This is called the 'C' of the ball, or the horseshoe. These seams are used in a pitchers primary grip of the ball.
The fingertips are placed across the seams of the 'C', with your thumb around the back of the ball. Your thumb should be in line with your middle or index finger on the opposite side of the ball.
Both feet must be in contact with the pitching rubber. You want to find a comfortable balanced position. For most people, this is achieved by placing the feet shoulder width apart and staggered.
The foot on the side you throw with should be forward, the other back. A staggered stance is used for optimal weight distribution, & to develop the drive and power needed from a pitchers lower body.
This open position, occurring in the middle of the pitch, allows you to drive with your push leg, and creates a clear path for the arm to pass by without interference from the hip.
This shows the how to correctly place fingertip pressure on the seams and create space between the palm and the ball when the ball is at release point.
This is a drill used to perfect the open position in the middle of your motion. This helps to let the arm travel in one smooth, uninterrupted path until the ball is released and the body closes again.
This is the position you want to be in for this drill. It replicates the feeling of being in open position, but restricts the body from closing at all because the legs remain stationary.
This is how close your arm should be to your body when passing by your thigh to release. The point of this drill is to learn to move the arm in a straight path. Your arm should brush your body.
Once you've mastered the last drill, why not kick it up a notch?! Move to a regular, standing open position and see how it feels to incorporate the legs in it.

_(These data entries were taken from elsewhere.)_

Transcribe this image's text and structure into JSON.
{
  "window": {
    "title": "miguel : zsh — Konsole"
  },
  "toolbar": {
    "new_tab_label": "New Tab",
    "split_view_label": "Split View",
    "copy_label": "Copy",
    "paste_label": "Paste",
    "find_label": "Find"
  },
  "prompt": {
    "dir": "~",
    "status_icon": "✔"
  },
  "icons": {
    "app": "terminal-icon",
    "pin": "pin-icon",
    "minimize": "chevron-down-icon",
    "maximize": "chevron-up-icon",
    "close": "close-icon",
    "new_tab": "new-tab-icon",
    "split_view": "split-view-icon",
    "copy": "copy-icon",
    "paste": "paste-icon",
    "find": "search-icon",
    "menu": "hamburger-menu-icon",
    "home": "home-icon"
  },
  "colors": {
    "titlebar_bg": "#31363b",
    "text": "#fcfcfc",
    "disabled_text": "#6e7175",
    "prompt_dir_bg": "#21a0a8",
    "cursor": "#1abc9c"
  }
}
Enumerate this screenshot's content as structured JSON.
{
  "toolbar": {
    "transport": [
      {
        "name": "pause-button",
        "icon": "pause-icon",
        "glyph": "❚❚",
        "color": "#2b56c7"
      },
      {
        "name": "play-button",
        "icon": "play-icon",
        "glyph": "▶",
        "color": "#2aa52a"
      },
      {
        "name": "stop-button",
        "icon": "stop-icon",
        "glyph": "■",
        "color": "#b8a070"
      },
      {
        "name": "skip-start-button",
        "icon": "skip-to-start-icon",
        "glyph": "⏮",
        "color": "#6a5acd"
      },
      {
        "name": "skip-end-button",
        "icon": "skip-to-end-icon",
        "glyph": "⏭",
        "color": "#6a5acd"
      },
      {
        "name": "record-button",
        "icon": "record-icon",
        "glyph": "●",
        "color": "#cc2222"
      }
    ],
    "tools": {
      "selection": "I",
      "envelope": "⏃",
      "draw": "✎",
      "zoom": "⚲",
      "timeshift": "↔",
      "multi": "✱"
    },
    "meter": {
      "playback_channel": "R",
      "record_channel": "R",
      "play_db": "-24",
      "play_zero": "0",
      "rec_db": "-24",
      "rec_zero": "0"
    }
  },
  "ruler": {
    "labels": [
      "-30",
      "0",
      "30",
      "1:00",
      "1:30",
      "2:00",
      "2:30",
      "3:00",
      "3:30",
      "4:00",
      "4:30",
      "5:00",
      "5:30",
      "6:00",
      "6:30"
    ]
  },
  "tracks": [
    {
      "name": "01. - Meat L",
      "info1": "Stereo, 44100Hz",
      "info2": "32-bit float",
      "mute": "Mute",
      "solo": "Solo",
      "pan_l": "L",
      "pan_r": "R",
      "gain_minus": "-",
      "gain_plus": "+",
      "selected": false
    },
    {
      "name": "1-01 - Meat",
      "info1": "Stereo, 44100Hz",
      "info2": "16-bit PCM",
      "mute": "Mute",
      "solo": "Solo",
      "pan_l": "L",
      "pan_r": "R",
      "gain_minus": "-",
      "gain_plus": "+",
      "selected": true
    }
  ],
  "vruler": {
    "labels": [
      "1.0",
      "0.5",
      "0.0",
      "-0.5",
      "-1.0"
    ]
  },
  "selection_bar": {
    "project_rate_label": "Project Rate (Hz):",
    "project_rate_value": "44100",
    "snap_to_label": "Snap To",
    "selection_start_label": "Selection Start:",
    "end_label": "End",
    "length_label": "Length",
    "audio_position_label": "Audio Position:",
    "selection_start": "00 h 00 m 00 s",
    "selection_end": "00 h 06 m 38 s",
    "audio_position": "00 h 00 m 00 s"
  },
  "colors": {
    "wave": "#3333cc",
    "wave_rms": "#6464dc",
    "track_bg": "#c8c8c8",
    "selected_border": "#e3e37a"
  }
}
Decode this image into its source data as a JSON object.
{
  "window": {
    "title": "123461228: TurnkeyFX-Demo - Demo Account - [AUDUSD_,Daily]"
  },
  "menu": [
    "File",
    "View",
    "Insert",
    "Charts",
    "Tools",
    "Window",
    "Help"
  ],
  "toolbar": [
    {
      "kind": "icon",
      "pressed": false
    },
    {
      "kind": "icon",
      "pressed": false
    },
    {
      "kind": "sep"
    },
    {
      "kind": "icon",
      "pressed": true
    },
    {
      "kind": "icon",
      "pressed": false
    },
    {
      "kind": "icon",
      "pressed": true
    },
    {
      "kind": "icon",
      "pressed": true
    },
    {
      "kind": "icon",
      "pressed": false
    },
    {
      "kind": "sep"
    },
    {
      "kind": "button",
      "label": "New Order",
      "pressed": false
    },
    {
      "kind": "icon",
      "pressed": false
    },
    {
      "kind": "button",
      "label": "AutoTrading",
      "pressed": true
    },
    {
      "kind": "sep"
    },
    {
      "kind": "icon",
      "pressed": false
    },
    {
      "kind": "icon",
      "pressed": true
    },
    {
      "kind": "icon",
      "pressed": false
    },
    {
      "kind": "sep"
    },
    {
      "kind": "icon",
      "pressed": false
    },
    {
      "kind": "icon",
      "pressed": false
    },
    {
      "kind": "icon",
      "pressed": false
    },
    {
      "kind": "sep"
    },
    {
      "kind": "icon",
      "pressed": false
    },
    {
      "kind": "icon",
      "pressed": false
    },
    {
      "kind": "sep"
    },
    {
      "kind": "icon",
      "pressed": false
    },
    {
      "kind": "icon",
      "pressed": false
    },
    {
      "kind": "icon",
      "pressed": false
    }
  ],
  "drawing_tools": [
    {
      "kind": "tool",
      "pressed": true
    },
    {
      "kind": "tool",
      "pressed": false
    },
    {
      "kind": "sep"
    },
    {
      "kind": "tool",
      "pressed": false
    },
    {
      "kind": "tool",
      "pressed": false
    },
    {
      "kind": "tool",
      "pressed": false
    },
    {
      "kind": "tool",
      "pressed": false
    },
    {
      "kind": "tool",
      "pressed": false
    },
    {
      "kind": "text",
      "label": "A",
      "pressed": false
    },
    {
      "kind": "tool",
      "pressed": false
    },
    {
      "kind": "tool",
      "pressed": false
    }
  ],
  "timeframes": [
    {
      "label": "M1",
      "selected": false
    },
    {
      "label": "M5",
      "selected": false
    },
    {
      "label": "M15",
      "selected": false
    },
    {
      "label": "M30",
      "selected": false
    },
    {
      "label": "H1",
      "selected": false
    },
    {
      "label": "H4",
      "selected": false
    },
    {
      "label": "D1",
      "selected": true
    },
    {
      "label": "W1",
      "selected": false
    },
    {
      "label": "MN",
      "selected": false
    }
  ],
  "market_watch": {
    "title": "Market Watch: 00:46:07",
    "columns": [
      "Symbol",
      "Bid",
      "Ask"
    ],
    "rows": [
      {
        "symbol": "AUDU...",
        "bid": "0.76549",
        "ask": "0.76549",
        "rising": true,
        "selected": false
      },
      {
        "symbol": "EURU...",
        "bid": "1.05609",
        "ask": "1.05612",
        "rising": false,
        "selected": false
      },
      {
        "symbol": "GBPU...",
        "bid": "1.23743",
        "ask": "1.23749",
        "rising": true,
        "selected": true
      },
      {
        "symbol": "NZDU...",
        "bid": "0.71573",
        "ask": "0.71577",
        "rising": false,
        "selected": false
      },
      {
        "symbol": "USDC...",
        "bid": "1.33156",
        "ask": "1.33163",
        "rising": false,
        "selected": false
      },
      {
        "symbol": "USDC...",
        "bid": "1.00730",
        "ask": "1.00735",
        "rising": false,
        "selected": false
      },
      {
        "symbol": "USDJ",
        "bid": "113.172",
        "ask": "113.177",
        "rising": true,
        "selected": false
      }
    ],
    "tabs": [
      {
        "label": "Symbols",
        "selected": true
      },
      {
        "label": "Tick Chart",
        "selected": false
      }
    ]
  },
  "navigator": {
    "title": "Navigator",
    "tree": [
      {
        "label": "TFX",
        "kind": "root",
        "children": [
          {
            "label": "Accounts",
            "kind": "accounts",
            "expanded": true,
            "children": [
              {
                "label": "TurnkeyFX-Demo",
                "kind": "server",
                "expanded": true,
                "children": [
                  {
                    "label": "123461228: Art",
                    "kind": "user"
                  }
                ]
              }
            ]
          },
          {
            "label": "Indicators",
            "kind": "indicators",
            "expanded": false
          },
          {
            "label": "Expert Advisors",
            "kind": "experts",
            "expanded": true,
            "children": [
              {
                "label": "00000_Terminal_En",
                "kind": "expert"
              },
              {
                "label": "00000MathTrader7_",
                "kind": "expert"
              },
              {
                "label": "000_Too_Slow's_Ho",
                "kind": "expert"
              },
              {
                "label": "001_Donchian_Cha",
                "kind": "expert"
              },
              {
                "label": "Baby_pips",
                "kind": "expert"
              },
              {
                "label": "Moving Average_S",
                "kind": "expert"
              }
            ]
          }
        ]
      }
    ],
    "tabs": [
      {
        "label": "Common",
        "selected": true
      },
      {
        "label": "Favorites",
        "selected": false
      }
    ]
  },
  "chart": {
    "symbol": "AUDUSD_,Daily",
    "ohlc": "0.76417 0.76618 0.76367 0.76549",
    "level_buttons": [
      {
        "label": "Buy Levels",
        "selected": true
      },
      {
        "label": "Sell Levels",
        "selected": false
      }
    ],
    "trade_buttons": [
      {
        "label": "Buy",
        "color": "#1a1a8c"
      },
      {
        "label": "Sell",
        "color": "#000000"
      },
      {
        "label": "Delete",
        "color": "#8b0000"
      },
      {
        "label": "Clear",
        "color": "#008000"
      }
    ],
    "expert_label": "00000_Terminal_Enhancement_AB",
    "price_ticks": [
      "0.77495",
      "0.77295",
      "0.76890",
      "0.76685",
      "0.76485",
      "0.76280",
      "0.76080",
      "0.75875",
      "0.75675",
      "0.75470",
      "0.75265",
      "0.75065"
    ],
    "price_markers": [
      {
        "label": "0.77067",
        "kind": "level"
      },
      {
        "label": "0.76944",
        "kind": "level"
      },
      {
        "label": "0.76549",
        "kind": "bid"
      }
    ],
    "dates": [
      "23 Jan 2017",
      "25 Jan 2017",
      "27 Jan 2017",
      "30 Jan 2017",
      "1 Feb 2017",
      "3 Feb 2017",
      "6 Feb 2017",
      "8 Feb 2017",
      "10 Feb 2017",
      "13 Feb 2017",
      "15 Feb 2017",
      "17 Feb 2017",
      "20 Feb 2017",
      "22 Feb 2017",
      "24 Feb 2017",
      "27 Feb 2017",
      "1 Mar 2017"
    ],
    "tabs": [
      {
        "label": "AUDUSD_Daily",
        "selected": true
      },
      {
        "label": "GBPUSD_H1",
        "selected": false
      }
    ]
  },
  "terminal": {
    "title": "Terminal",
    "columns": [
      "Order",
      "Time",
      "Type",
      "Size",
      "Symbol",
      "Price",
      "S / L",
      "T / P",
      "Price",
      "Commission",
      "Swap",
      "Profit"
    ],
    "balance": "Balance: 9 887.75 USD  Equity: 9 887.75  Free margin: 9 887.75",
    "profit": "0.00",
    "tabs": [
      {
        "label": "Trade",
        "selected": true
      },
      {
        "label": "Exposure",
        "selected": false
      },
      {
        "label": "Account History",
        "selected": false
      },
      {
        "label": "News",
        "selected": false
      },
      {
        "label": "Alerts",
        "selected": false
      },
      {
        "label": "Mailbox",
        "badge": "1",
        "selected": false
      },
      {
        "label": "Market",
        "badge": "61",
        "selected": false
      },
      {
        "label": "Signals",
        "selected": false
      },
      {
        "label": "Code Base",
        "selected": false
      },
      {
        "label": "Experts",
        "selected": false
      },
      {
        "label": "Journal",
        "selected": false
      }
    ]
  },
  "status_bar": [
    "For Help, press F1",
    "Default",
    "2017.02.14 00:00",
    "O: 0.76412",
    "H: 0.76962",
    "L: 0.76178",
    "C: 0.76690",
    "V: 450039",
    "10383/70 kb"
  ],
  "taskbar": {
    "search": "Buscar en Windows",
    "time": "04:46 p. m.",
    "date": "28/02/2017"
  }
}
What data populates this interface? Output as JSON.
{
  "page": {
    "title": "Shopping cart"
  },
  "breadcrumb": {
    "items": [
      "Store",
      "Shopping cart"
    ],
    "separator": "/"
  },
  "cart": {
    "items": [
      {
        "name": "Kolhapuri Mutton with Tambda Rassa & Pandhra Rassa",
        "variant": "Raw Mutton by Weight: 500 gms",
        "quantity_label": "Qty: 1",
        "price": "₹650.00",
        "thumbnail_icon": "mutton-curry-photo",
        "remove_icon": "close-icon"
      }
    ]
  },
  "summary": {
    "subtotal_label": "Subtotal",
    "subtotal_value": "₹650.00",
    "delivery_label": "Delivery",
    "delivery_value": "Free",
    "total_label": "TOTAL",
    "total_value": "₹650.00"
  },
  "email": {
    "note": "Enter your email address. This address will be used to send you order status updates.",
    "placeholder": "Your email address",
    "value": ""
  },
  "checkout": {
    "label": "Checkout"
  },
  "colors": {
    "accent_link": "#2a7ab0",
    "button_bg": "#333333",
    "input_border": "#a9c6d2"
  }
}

This is where your ball should be released. Your arm needs to stay close to your body, it's crucial to achieving your best pitch.
This is how you grip a rise ball. You really want to dig your pointer finger into the seam. For this grip, your finger tips should rest on the arch of the horseshoe.
This is one of the many grips for throwing a change up. This is called a "circle change". You should be cupping the ball in the palm of your hand. No pressure should be applied from the fingertips.
This is a regular grip, and also a grip used to throw a drop ball. This grip was covered previously.
- 12 inch softball
- Runners or cleats
- Catcher or net
- Pitching rubber
- Pitching mat